++++ Excerpted records

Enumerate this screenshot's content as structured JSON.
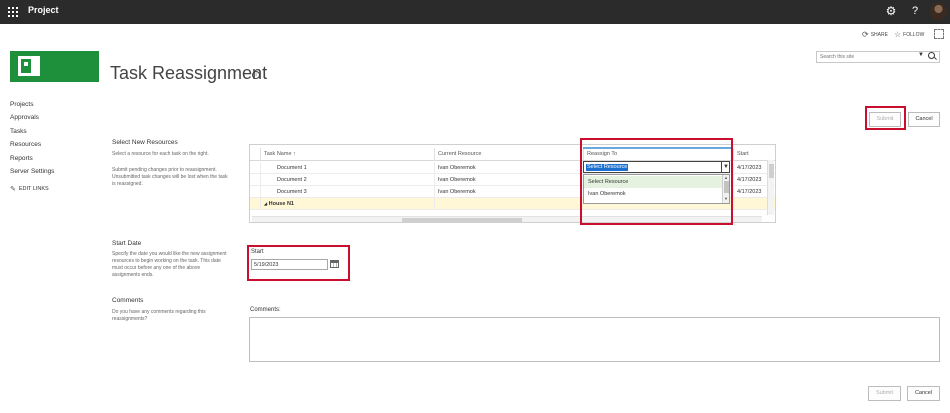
{
  "suitebar": {
    "app_title": "Project",
    "help_glyph": "?"
  },
  "actions": {
    "share": "SHARE",
    "follow": "FOLLOW"
  },
  "page": {
    "title": "Task Reassignment"
  },
  "search": {
    "placeholder": "Search this site"
  },
  "nav": {
    "items": [
      {
        "label": "Projects"
      },
      {
        "label": "Approvals"
      },
      {
        "label": "Tasks"
      },
      {
        "label": "Resources"
      },
      {
        "label": "Reports"
      },
      {
        "label": "Server Settings"
      }
    ],
    "edit_links": "EDIT LINKS"
  },
  "buttons": {
    "submit": "Submit",
    "cancel": "Cancel"
  },
  "sections": {
    "resources": {
      "title": "Select New Resources",
      "desc1": "Select a resource for each task on the right.",
      "desc2": "Submit pending changes prior to reassignment. Unsubmitted task changes will be lost when the task is reassigned."
    },
    "start_date": {
      "title": "Start Date",
      "desc": "Specify the date you would like the new assignment resources to begin working on the task. This date must occur before any one of the above assignments ends."
    },
    "comments": {
      "title": "Comments",
      "desc": "Do you have any comments regarding this reassignments?"
    }
  },
  "grid": {
    "columns": [
      "Task Name",
      "Current Resource",
      "Reassign To",
      "Start"
    ],
    "sort_glyph": "↑",
    "rows": [
      {
        "task": "Document 1",
        "resource": "Ivan Oberemok",
        "start": "4/17/2023"
      },
      {
        "task": "Document 2",
        "resource": "Ivan Oberemok",
        "start": "4/17/2023"
      },
      {
        "task": "Document 3",
        "resource": "Ivan Oberemok",
        "start": "4/17/2023"
      }
    ],
    "group": {
      "label": "House N1"
    },
    "dropdown": {
      "selected": "Select Resource",
      "options": [
        "Select Resource",
        "Ivan Oberemok"
      ]
    }
  },
  "start": {
    "label": "Start",
    "value": "5/19/2023"
  },
  "comments": {
    "label": "Comments:"
  }
}
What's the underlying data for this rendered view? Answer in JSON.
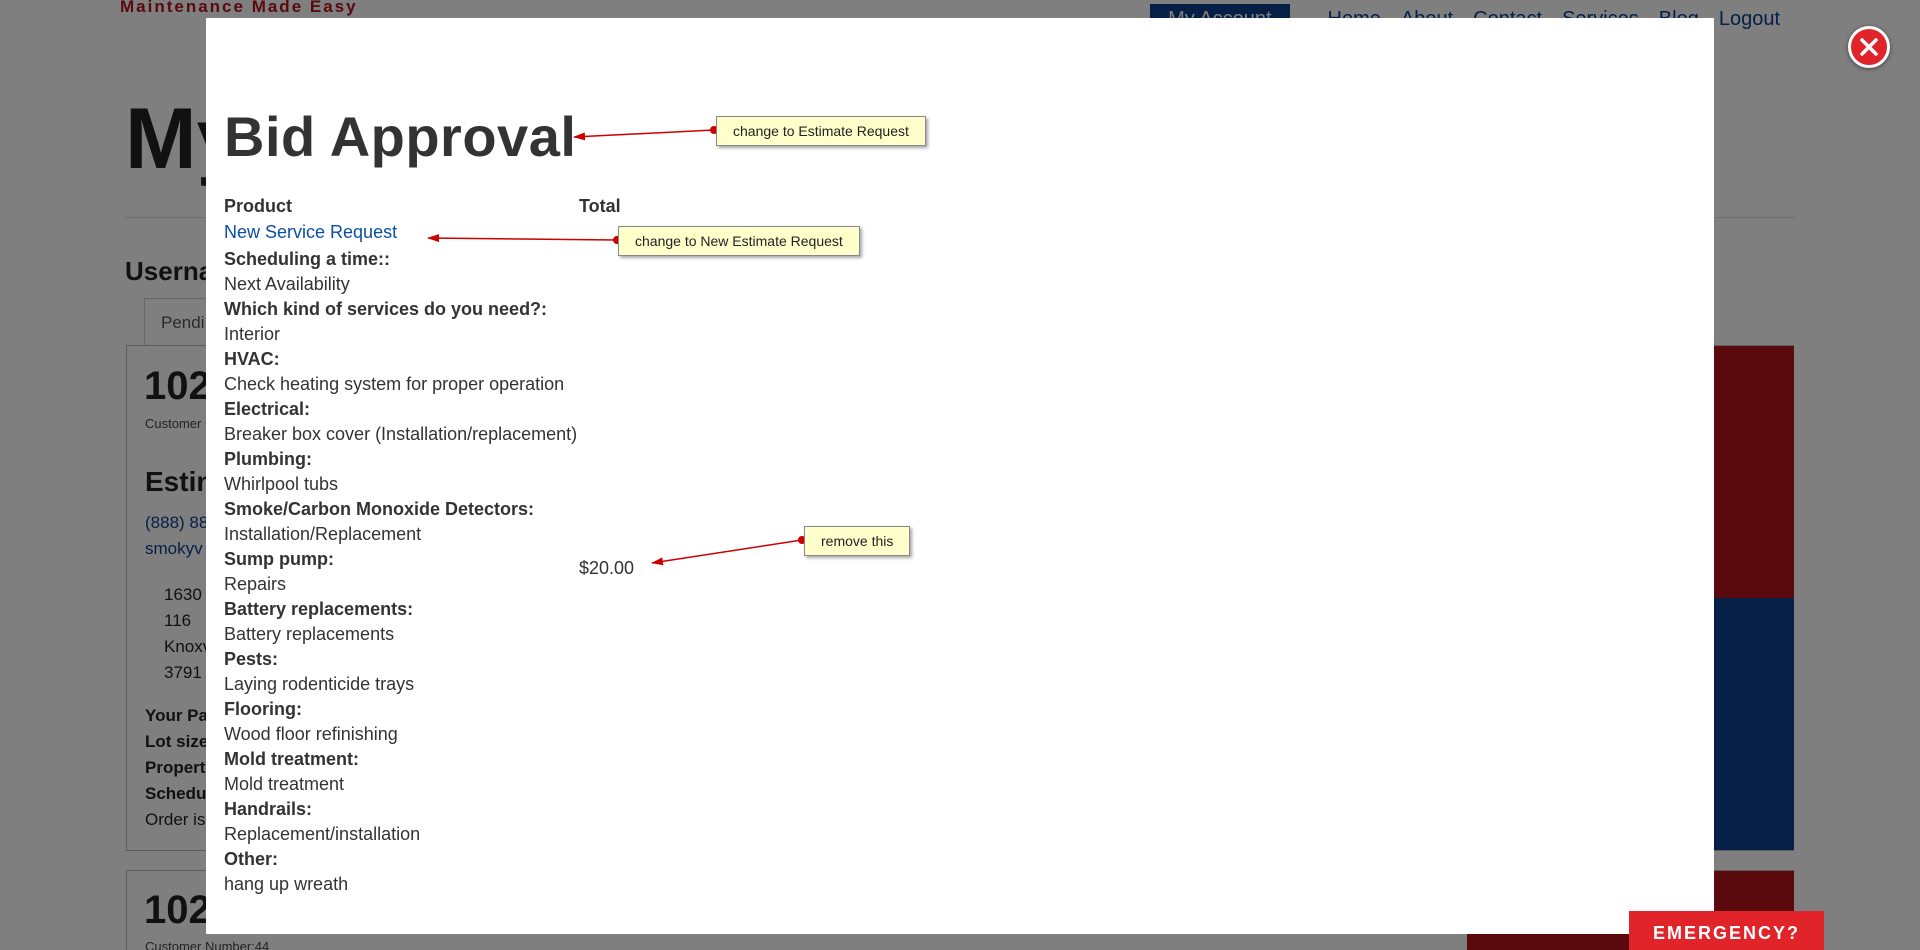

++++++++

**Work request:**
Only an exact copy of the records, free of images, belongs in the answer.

**Reply:**
Enumerate this screenshot's content as structured JSON.
{
  "suitebar": {
    "app_title": "Project",
    "help_glyph": "?"
  },
  "actions": {
    "share": "SHARE",
    "follow": "FOLLOW"
  },
  "page": {
    "title": "Task Reassignment"
  },
  "search": {
    "placeholder": "Search this site"
  },
  "nav": {
    "items": [
      {
        "label": "Projects"
      },
      {
        "label": "Approvals"
      },
      {
        "label": "Tasks"
      },
      {
        "label": "Resources"
      },
      {
        "label": "Reports"
      },
      {
        "label": "Server Settings"
      }
    ],
    "edit_links": "EDIT LINKS"
  },
  "buttons": {
    "submit": "Submit",
    "cancel": "Cancel"
  },
  "sections": {
    "resources": {
      "title": "Select New Resources",
      "desc1": "Select a resource for each task on the right.",
      "desc2": "Submit pending changes prior to reassignment. Unsubmitted task changes will be lost when the task is reassigned."
    },
    "start_date": {
      "title": "Start Date",
      "desc": "Specify the date you would like the new assignment resources to begin working on the task. This date must occur before any one of the above assignments ends."
    },
    "comments": {
      "title": "Comments",
      "desc": "Do you have any comments regarding this reassignments?"
    }
  },
  "grid": {
    "columns": [
      "Task Name",
      "Current Resource",
      "Reassign To",
      "Start"
    ],
    "sort_glyph": "↑",
    "rows": [
      {
        "task": "Document 1",
        "resource": "Ivan Oberemok",
        "start": "4/17/2023"
      },
      {
        "task": "Document 2",
        "resource": "Ivan Oberemok",
        "start": "4/17/2023"
      },
      {
        "task": "Document 3",
        "resource": "Ivan Oberemok",
        "start": "4/17/2023"
      }
    ],
    "group": {
      "label": "House N1"
    },
    "dropdown": {
      "selected": "Select Resource",
      "options": [
        "Select Resource",
        "Ivan Oberemok"
      ]
    }
  },
  "start": {
    "label": "Start",
    "value": "5/19/2023"
  },
  "comments": {
    "label": "Comments:"
  }
}
What's the underlying data for this rendered view? Answer in JSON.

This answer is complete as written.